OOS 39-3 - Ecosystem response to dam removal: A synthesis

Thursday, August 10, 2017: 2:10 PM
Portland Blrm 254, Oregon Convention Center
George Pess, Northwest Fisheries Science Center, National Oceanic and Atmospheric Administration, Seattle, WA, J. Ryan Bellmore, US Geological Survey, Corvallis, OR, Jeffrey Duda, Western Fisheries Research Center, US Geological Survey Biological Resource Division, Seattle, WA, James O'Connor, U.S. Geological Survey, Amy East, U.S. Geological Survey, Santa Cruz, CA, Melissa M. Foley, Ecology and Evolutionary Biology, University of California Santa Cruz, Santa Cruz, CA, Andrew Wilcox, Department of Geosciences, University of Montana, Jon Major, Cascades Volcano Observatory, U.S. Geological Survey, Vancouver, WA, Patrick B. Shafroth, Ft. Collins Science Center, US Geological Survey, Ft. Collins, CO, Chris Magirl, U.S. Geological Survey, Tucson, AZ, Chauncey W. Anderson, Oregon Water Science Center, US Geological Survey, Portland, OR, James Evans, Department of Geology, Bowling Green State University, Bowling Green, OH and Christian E. Torgersen, Forest and Rangeland Ecosystem Science Center, U.S. Geological Survey, Seattle, WA

Dam removal is now a common river management and restoration practice with substantial ecological consequences, and recent removals of large dams with potentially far-reaching effects have elevated the importance of understanding these consequences. We ask the question from the peer reviewed literature - what have been the general ecosystem responses to dam removal? Our primary method to answer this question was to evalute the peer reviewed literature and identify process-response regimes in the upstream, reservoir, and downstream environments.

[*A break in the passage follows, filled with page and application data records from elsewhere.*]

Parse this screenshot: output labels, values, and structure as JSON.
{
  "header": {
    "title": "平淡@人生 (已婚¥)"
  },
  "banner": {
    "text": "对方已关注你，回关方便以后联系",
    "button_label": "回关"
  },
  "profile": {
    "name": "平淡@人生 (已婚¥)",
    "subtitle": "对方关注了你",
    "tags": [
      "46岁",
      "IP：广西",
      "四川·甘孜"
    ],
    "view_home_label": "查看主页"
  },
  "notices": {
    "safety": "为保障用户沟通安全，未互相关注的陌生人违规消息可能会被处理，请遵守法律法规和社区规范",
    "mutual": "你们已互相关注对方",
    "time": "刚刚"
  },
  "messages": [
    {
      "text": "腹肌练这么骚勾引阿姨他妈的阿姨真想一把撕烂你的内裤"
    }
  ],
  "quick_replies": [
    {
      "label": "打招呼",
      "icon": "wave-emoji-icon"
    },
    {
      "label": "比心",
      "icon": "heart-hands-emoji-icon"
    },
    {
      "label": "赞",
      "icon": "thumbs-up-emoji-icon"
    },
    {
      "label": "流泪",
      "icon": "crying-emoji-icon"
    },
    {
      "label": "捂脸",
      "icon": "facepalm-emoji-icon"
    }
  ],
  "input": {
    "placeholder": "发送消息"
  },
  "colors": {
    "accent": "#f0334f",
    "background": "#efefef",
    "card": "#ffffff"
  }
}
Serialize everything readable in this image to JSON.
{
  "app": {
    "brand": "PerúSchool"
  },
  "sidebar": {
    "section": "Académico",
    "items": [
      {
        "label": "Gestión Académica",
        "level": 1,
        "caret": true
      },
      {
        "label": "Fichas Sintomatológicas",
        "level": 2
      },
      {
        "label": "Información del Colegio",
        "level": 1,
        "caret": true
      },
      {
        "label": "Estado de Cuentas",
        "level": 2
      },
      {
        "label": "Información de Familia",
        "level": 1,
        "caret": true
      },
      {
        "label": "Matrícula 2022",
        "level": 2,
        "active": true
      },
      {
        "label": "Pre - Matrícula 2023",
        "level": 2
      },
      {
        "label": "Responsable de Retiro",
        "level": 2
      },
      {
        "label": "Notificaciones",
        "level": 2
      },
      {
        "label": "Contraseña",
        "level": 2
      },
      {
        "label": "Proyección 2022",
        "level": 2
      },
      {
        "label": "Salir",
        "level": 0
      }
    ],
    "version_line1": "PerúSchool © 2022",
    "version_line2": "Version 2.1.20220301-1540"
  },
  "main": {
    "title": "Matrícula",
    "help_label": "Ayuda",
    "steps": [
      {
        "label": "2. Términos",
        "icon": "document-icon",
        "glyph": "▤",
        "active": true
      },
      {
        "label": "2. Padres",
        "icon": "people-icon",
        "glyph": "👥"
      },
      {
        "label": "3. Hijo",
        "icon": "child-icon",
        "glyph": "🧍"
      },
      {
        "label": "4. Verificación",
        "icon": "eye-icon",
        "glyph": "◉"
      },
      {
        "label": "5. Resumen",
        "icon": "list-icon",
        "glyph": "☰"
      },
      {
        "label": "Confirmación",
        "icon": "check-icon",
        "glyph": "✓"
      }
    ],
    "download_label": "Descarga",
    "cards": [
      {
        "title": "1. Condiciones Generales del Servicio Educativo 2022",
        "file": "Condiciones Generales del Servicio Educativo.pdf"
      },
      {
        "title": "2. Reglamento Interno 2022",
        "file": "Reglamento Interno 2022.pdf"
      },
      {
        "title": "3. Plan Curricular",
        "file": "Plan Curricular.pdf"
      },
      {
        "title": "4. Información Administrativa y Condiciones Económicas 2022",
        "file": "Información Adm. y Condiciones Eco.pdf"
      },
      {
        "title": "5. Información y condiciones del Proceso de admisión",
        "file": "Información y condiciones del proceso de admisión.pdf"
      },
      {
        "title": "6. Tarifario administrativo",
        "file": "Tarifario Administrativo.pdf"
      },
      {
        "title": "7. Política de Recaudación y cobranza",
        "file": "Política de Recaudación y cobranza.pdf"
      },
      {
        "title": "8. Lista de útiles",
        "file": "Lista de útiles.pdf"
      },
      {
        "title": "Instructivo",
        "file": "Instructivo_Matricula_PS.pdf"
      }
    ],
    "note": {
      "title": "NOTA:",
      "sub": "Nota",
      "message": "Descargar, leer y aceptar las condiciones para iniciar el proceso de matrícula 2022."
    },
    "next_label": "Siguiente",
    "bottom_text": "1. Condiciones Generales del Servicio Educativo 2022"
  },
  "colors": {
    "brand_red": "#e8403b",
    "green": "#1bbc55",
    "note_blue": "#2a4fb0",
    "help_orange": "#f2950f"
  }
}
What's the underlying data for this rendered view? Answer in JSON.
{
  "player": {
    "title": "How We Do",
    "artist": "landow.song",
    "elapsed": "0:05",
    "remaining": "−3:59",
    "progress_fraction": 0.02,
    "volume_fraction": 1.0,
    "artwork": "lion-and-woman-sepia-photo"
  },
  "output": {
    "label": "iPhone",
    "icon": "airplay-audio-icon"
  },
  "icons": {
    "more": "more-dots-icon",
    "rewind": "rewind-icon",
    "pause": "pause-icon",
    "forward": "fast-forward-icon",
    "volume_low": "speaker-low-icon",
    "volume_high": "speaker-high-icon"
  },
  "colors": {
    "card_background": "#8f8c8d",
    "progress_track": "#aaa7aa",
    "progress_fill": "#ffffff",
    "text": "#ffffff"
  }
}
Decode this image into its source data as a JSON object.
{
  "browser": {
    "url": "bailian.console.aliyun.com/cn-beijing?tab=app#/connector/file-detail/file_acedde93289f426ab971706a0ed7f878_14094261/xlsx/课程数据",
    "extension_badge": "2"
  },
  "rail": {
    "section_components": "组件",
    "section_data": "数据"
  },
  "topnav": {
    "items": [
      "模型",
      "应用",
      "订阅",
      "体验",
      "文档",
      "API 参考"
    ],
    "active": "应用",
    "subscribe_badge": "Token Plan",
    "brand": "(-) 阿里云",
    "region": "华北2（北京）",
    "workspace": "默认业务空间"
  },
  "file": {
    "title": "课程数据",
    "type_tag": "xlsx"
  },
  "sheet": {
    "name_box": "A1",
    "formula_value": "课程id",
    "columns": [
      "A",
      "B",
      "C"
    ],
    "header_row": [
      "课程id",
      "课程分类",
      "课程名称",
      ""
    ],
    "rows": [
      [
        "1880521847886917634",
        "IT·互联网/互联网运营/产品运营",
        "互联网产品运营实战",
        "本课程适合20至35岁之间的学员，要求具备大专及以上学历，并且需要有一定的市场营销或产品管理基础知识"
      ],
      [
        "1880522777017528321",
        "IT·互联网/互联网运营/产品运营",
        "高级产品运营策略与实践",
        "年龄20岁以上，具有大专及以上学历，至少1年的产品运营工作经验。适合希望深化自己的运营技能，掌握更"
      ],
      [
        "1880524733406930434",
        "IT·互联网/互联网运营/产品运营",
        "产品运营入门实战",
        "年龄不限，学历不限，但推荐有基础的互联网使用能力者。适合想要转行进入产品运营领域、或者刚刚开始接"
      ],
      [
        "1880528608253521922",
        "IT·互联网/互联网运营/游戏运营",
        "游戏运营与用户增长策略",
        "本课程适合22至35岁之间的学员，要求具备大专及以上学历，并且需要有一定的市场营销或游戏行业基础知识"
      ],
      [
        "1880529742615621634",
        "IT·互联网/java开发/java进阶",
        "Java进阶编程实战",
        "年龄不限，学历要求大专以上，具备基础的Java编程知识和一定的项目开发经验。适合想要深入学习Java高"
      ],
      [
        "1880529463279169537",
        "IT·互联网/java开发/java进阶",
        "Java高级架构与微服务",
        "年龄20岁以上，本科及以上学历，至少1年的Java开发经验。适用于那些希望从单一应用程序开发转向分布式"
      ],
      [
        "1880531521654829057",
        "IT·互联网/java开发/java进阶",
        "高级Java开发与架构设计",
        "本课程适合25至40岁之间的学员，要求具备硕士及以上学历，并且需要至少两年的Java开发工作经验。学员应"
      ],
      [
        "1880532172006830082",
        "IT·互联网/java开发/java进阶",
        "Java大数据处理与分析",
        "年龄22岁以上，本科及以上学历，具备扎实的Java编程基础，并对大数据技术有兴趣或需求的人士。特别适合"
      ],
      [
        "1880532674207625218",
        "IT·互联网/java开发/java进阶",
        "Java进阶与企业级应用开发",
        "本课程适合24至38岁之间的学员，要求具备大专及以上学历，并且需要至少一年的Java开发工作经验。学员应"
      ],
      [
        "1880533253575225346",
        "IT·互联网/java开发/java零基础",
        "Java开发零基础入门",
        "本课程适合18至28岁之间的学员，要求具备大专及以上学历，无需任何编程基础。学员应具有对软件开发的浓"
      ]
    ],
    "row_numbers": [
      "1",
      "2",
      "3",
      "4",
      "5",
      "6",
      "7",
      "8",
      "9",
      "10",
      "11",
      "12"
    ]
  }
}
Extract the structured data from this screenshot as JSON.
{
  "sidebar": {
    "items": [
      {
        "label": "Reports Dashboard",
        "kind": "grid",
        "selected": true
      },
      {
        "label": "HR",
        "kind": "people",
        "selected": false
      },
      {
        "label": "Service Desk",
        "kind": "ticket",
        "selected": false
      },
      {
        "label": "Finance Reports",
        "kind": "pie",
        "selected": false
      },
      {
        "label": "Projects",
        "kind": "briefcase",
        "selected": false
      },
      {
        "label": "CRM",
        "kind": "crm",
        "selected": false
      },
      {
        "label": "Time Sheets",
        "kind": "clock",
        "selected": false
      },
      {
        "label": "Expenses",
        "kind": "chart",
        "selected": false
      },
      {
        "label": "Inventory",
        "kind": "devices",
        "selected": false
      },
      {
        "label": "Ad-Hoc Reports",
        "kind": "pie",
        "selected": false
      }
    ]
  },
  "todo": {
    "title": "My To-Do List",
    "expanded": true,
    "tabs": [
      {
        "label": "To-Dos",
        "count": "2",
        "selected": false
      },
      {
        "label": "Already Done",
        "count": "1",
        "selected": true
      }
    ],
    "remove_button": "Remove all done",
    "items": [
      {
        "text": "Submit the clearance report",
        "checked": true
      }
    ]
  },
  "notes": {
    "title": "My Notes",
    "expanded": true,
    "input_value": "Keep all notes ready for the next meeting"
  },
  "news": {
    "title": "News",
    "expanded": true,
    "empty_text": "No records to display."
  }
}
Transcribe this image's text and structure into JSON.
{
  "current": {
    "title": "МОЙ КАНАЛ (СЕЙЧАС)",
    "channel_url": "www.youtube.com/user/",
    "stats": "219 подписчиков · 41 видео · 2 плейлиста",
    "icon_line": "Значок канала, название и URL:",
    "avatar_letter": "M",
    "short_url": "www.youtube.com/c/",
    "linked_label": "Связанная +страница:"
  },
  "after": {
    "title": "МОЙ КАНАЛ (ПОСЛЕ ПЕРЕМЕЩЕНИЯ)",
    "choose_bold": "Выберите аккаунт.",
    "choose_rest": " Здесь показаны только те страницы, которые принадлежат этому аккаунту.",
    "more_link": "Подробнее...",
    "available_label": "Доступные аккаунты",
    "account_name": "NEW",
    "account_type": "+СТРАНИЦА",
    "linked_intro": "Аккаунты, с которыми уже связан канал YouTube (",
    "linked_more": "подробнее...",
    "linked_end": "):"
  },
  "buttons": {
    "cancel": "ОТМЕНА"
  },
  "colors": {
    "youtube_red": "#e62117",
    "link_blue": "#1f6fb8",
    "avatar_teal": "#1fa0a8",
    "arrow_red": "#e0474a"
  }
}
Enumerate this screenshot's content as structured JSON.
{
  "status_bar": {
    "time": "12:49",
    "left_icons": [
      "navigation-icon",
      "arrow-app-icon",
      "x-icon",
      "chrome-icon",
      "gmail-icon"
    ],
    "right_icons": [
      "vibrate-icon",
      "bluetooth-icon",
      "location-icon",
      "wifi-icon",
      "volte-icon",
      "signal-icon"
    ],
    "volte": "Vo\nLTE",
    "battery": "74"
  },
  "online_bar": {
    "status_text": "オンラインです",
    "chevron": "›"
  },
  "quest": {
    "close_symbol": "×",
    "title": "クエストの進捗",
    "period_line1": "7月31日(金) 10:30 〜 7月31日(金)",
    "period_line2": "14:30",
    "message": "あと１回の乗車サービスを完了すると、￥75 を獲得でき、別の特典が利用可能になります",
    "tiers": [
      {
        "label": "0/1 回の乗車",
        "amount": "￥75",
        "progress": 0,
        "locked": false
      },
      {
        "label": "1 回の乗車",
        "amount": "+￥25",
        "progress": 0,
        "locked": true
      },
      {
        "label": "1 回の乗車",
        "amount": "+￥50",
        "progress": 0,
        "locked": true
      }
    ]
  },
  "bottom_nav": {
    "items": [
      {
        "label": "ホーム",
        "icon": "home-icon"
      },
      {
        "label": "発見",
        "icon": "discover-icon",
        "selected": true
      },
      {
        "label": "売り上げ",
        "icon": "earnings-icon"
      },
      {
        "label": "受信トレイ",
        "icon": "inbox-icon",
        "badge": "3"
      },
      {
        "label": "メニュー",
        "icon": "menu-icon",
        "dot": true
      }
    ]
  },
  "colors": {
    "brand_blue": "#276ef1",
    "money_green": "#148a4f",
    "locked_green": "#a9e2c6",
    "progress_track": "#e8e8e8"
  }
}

We found that documented responses of ecosystem processes to dam removal include restored longitudinal connectivity for organism movement, shifts from lentic to lotic states in former reservoirs, transitions in community structure, and habitat modification through sediment transport and deposition. In all cases, however, short-term effects are typically followed by longer-term responses that bring ecosystems to a new condition that may or may not approach those existing prior to impoundment. We conclude with a presentation of conceptual models that link physical and biological response to dam removal.